**Material for the task**
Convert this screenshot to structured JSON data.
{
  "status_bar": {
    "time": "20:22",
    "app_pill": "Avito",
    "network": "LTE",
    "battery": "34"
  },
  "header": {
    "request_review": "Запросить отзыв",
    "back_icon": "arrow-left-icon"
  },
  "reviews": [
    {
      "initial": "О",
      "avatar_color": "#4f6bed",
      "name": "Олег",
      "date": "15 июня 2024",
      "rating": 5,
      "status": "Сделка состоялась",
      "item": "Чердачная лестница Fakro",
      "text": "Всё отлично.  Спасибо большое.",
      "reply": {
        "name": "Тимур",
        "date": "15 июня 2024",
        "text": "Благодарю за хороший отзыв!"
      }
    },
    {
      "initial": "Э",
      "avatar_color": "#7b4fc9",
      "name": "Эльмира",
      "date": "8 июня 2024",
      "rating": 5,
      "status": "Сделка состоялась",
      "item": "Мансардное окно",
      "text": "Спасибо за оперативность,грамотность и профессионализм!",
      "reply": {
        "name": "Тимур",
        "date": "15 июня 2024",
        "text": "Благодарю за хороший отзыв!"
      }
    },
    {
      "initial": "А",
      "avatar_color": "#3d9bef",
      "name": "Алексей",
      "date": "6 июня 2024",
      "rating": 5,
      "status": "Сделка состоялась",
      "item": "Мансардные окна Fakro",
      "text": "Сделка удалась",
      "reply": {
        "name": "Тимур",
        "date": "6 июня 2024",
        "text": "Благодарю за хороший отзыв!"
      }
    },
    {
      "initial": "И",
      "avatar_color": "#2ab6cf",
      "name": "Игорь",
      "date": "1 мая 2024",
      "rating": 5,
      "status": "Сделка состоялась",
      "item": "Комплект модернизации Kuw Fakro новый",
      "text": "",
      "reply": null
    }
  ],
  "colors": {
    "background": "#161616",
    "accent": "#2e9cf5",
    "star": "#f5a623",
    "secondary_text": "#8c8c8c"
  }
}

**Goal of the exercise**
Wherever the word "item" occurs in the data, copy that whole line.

**Task response**
      "item": "Чердачная лестница Fakro",
      "item": "Мансардное окно",
      "item": "Мансардные окна Fakro",
      "item": "Комплект модернизации Kuw Fakro новый",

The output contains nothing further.